  3. Gifts: God gave Solomon special gifts and abilities which equipped him with the wisdom, resources, and connections to build the temple. What special gifts and abilities has God given you? What are you able to do better than most people? What do you love to do–and why do you love to do it? How might you use those gifts to contribute to the universe God is building around Christ? How might your gifts increase the fruits of the Spirit in the hearts of his people (to make them more like Christ)? How might your gifts increase the unity, fellowship, or growth of his body?

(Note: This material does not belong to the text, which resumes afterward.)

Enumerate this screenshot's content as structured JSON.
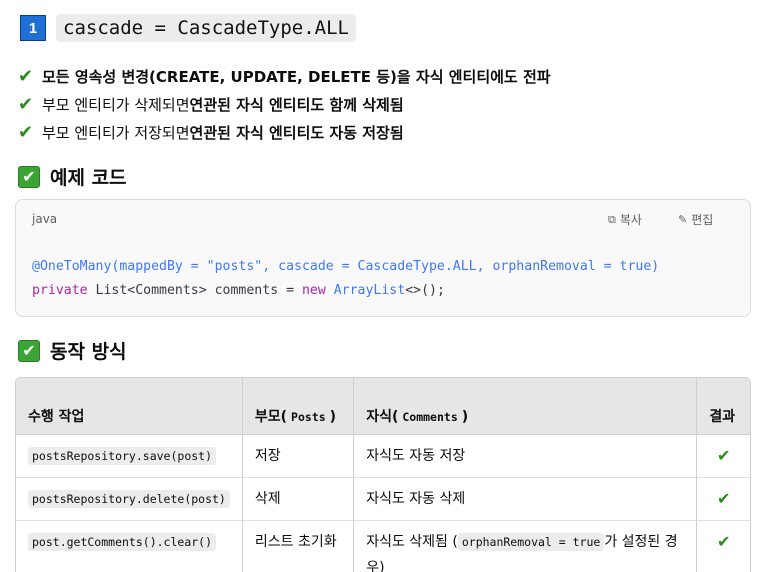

  4. Desires: David desired God, he treasured God, and he wanted to be with God. It was this kind of heart–a heart that loved God–for which God chose David to be his anointed king. David wanted to express his desire for God by building him a temple, and though God did not ultimately fulfill this desire, he did more. It was David’s desire for God which secured his royal line and ultimately led to the coming of the Messiah (1 Kings 11:9-13). How is your desire for God? Sometimes we get so fixated on desiring to be useful to God (or finding our “calling”) that we forget our real purpose as human beings: to simply desire and cherish God. What are you doing to cultivate that desire? How are you actively, persistently building the universe of your soul around Jesus Christ?

To this end we always pray for you, that our God may make you worthy of his calling and may fulfill every resolve for good and every work of faith by his power, so that the name of our Lord Jesus may be glorified in you, and you in him, according to the grace of our God and the Lord Jesus Christ. (2 Thessalonians 1:11-12)


All Study and Sharing Guides © 2015 Hannah Ploegstra